The Junior, a beautifully low and wide torpedo on wheels, with its spectacular truncated tail, aerodynamically perfect and stylistically avant-garde, was the work of the designer Ercole Spada, head of the Zagato style centre. Success was immediate, and the first series Junior Zagato with its 1.3 litre engine, presented at the end of October 1969, was produced in 1,108 units until production ceased in 1972. The second series, Junior Zagato 1.6, some 10 centimetres longer, with a less extreme tail designed by Giuseppe Mittino, different in many details and equipped with a 1.6 litre engine, was produced from 1972 to 1975 in 402 units, highlighting almost immediately a certain distance between the successes of the two versions.
Even today, after 50 years, enthusiasts seem increasingly attracted to the 1.3 version rather than the 1.6, even though the second commands almost double the prices of the first series, thanks to the smaller production run and the more powerful engine. One could even go so far as to say that the Junior 1.3 is bought with the heart while the Junior 1.6 is bought with the brain. Both versions were almost totally forgotten until 4/5 years ago, when there was suddenly a certain awakening of interest, first for the 1.3, which many complain that the engine isn’t up to promise of car with such a race-like styling, and has now reached the 1.6 which, despite being less innovative and beautiful, has the bonus of having a more powerful engine.

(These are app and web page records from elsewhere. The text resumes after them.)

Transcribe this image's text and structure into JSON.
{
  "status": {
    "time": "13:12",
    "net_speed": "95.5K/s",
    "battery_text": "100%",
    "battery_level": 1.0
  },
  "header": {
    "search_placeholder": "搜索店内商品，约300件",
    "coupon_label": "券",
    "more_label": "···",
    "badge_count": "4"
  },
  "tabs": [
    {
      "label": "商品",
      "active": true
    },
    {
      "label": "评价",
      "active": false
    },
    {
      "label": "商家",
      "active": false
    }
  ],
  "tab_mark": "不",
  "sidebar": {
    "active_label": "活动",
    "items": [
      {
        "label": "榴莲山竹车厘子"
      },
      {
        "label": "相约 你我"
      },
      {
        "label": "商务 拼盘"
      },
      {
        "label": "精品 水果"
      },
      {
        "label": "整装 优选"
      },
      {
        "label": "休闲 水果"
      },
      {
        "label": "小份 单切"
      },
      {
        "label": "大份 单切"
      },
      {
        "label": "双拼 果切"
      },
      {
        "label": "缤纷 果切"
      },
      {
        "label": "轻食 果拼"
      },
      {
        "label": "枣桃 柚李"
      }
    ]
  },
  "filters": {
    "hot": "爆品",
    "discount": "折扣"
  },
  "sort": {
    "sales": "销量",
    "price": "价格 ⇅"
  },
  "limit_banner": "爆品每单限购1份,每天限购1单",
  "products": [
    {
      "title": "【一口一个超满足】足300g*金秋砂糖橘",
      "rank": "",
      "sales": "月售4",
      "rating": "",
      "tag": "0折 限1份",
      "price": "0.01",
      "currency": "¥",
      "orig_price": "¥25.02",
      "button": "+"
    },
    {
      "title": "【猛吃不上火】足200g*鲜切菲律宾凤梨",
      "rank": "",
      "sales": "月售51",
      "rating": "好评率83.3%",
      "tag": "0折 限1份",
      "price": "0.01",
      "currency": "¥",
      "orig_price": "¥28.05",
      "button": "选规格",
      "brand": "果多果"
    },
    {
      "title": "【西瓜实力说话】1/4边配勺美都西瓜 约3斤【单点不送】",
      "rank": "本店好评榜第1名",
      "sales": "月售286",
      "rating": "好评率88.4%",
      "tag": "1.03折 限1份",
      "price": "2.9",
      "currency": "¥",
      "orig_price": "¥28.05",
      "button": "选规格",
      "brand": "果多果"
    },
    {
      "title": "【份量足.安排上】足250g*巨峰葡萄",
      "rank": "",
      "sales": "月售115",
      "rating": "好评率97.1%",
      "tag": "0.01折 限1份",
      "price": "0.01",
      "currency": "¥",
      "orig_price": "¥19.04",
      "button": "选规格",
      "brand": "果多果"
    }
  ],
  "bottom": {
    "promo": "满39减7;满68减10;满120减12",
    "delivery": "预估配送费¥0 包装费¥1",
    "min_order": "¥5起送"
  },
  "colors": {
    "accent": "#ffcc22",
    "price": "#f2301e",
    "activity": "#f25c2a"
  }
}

Today, a good example of a 1.3, if you can find one, is worth about 40,000 Euros, while the rarer 1.6 in good condition can fetch around 80,000 euros. Beware of restoration costs and spare parts though, because some specific details, such as the seat frame, plexiglass front and bumpers, are almost nowhere to be found.